  • GEG332 Dissertation Support: Geography

    This module provides structured, student-led peer-group support and academic staff group supervision for students undertaking the 30-credit 'Dissertation Report: Geography' module. This support and supervision is assessed through the submission of a PowerPoint Poster in TB1 and the submission in TB2 of an individually composed, critical and reflective log of the 5 dissertation peer-group meetings and the 4 group supervisory meetings (with a verified record of attendance at meetings). Working within a supervised Student Peer Group, you will also have the opportunity to provide constructive criticism to fellow students undertaking related research projects, learning from their research problems and subsequent solutions. This module complements the 'Dissertation Report: Geography' module, which is a co-requisite.

  • GEG346 Capital and Labour in the 21st century

    This module explores the fundamental shift in manufacturing best-practice in developed capitalist economies in recent decades. Conventional theories of industrial location are contrasted with more `radical¿ contemporary theories which emphasize the importance of culture and social capital in the economy.
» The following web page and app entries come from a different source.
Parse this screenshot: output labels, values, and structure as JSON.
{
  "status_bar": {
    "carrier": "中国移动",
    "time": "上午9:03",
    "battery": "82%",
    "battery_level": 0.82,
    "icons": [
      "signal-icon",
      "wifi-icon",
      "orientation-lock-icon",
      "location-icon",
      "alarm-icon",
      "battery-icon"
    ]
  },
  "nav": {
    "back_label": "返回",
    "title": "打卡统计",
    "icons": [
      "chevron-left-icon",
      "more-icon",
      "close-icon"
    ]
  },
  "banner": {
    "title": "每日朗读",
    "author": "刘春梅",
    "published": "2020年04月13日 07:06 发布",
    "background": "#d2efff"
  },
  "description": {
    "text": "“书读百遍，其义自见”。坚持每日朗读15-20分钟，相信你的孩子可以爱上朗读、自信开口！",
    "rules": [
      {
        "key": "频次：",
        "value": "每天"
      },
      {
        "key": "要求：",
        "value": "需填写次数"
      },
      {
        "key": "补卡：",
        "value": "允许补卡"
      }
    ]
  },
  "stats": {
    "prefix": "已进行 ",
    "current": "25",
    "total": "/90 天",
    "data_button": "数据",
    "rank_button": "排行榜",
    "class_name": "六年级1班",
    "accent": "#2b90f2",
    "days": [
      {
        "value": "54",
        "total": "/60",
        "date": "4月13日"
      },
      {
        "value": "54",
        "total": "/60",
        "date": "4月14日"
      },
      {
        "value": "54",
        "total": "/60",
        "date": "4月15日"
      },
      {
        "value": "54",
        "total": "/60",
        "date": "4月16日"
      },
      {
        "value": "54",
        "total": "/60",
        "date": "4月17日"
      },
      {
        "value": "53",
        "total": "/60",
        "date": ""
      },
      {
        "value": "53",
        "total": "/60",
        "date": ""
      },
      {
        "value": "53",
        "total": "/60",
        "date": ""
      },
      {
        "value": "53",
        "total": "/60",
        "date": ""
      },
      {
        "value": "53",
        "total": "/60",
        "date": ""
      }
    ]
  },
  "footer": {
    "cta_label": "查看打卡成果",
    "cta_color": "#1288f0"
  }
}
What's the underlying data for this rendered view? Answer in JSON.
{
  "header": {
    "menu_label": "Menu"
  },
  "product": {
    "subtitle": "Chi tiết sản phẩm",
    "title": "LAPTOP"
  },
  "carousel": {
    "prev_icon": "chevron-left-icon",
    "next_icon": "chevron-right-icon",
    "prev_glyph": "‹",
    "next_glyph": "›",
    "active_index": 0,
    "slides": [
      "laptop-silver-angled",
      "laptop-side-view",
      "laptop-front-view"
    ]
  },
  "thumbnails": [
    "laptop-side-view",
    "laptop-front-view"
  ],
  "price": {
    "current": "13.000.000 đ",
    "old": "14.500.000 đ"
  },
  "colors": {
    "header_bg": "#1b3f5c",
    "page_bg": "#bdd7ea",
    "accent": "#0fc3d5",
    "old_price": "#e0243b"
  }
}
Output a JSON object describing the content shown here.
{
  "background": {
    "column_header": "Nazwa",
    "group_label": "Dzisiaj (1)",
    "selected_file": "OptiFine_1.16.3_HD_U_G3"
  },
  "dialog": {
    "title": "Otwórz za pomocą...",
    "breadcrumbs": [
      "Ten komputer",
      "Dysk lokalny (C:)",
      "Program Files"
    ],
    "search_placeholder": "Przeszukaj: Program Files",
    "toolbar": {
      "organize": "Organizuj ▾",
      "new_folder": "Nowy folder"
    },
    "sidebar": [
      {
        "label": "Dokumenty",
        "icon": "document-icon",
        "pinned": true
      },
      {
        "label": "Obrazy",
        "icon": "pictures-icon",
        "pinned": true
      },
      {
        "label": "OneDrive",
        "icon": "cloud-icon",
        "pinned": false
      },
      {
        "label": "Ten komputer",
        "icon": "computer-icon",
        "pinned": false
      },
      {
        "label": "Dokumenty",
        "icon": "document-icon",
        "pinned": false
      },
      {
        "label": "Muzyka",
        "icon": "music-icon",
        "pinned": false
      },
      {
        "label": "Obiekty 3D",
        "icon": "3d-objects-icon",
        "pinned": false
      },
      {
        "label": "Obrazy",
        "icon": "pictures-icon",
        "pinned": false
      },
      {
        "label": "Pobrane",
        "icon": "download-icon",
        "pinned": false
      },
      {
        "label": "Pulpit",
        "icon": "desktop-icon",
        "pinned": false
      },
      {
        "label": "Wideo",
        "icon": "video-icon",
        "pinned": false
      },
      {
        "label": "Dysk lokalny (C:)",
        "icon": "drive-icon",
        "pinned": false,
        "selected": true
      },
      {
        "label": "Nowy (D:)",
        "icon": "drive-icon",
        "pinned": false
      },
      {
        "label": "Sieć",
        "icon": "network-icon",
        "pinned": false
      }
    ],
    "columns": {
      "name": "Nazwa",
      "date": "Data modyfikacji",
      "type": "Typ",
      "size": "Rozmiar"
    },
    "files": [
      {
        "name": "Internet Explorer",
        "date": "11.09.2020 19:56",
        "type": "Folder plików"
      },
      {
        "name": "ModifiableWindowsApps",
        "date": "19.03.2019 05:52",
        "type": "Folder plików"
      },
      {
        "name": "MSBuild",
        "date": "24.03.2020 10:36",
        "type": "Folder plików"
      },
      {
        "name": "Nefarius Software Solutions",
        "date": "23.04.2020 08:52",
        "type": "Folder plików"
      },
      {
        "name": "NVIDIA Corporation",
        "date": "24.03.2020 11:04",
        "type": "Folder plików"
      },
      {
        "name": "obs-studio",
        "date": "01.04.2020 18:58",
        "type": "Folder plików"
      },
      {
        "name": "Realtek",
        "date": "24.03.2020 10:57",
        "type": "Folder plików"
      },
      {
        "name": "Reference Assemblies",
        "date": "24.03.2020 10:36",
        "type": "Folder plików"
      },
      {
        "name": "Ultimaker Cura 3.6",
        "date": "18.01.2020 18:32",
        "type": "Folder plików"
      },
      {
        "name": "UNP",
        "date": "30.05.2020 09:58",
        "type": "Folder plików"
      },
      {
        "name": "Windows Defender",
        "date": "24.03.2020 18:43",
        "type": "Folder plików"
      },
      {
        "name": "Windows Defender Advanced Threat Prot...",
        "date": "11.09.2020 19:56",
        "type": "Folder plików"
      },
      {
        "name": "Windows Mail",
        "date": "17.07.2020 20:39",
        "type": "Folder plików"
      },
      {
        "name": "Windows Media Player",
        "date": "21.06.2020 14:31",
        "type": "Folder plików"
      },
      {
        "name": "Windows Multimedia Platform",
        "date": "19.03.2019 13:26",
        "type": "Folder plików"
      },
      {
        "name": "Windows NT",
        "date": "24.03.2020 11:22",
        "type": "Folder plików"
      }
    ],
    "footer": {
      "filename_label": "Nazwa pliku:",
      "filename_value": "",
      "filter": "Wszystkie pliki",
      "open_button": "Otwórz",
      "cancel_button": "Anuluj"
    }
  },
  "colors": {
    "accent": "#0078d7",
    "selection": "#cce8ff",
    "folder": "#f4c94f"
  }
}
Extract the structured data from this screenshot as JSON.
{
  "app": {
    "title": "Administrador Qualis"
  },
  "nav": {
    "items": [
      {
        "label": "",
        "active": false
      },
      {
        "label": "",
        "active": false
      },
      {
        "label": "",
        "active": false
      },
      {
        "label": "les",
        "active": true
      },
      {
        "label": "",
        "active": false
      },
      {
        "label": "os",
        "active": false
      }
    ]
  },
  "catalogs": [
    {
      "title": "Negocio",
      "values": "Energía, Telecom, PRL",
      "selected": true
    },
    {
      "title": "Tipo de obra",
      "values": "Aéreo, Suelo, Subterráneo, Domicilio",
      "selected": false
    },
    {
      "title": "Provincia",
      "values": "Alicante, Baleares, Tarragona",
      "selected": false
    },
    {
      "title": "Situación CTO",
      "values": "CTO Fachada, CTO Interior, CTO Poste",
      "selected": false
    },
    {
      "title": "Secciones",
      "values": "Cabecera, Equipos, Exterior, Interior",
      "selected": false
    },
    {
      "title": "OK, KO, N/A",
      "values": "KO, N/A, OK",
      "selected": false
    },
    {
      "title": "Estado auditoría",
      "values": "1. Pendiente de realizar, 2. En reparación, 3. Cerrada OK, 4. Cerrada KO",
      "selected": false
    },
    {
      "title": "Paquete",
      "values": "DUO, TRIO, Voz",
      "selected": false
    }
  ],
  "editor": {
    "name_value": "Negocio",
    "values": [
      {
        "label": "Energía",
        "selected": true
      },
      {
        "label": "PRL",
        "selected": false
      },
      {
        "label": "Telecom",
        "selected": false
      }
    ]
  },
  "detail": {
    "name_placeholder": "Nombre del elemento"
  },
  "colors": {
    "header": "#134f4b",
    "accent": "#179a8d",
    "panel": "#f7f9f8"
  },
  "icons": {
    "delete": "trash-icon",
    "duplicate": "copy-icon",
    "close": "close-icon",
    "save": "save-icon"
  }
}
A continual quest for production flexibility has implications for the function of labour within the production process and the segmentation of work and job opportunities within local labour markets, the strategies of labour unions, the utilization of technology within firms and the extent and nature of inter-firm relationships. Spatially, the geography of production has become associated with the dual tendencies towards increased agglomeration, associated with so-called industrial districts and clusters, and globalisation, increasingly associated with global production and value chains.

Supervision

  • Why is London a hub for high-frequency trading? (current)

    Student name:
    MSc
    Other supervisor: Dr Kevin Rees
  • David Harvey’s Concept of Historical Geographical Materialism: A Critical Assessment (current)

    Student name:
    PhD
    Other supervisor: Prof David / Dave Clarke